● Required action:
If a line of the data below holds the word "placeholder", list it.

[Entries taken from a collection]
= Beginning of Section =

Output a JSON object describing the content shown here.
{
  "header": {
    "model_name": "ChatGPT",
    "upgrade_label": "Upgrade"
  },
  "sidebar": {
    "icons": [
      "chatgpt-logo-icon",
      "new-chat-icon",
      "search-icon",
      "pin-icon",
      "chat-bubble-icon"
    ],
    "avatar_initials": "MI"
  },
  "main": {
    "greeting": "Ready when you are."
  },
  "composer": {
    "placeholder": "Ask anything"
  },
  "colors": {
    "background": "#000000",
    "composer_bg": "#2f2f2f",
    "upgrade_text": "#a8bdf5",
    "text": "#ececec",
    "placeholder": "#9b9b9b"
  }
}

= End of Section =
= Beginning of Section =

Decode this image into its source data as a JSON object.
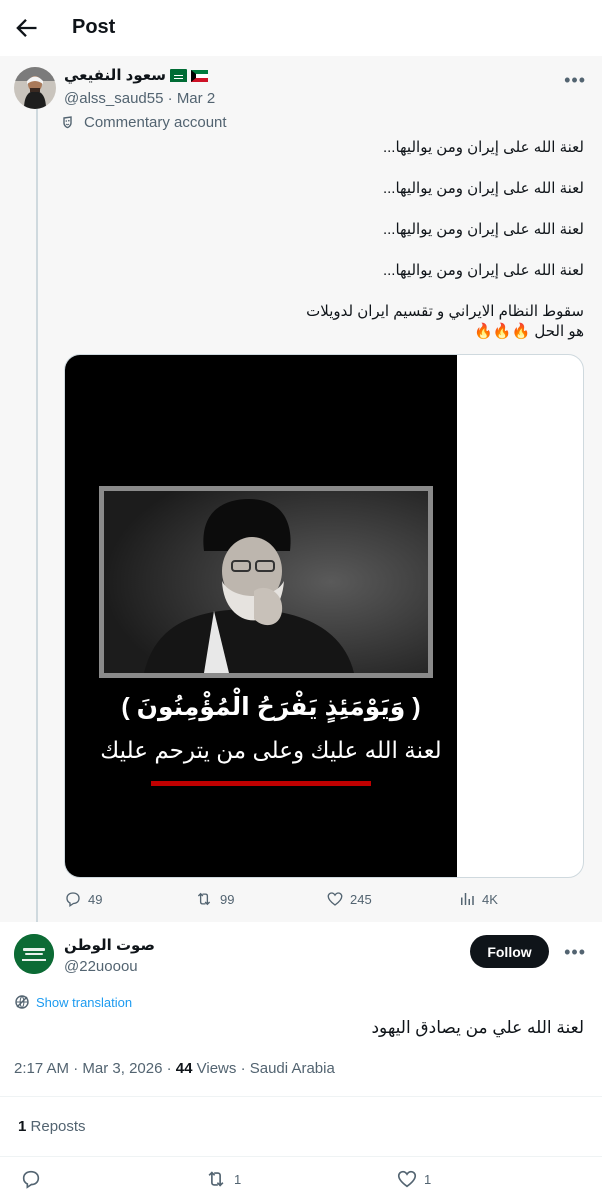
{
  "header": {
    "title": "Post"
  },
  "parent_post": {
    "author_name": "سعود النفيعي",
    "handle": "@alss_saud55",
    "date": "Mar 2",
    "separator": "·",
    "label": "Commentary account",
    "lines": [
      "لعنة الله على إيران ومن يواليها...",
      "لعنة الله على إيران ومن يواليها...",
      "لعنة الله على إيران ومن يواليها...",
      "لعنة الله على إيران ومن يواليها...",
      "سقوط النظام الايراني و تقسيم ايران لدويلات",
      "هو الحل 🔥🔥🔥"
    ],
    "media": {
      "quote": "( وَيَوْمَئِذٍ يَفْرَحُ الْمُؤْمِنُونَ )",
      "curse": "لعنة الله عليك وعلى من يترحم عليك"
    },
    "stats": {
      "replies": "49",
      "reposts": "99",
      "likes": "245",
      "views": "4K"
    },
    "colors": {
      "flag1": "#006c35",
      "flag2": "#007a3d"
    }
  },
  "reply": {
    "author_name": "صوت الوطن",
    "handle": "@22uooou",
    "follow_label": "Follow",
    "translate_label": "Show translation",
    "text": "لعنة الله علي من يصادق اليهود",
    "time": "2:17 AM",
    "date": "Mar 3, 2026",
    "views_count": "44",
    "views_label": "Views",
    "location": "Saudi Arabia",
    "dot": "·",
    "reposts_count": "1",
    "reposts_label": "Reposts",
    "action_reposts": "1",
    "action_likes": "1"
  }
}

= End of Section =
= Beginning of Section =

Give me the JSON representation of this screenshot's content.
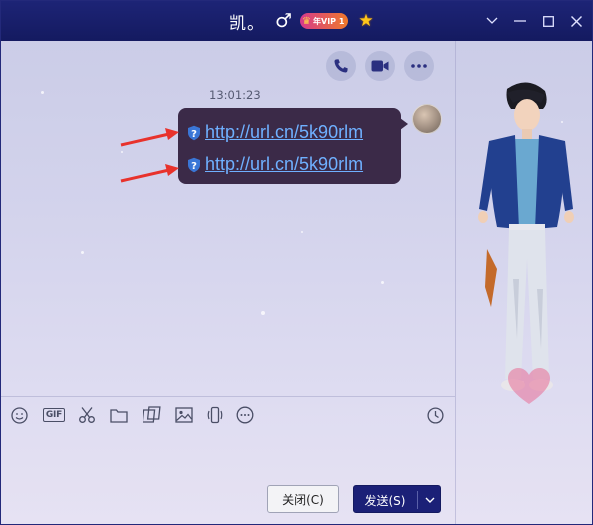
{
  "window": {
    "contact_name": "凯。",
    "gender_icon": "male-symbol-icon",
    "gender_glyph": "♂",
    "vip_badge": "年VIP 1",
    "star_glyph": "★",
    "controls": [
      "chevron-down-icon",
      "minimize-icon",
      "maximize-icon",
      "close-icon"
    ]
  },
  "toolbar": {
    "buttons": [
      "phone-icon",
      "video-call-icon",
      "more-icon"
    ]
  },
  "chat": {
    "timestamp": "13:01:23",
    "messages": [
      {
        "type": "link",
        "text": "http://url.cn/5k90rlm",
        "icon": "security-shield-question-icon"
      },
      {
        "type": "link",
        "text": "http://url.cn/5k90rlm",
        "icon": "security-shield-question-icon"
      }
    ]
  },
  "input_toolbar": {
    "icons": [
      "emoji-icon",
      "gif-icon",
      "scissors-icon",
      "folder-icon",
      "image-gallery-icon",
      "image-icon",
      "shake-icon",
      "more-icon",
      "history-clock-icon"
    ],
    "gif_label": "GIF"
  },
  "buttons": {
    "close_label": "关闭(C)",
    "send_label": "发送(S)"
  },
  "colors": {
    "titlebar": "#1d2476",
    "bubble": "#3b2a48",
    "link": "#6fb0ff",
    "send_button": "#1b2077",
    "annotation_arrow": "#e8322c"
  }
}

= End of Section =

● Output of the exercise:
    "placeholder": "Ask anything"
    "placeholder": "#9b9b9b"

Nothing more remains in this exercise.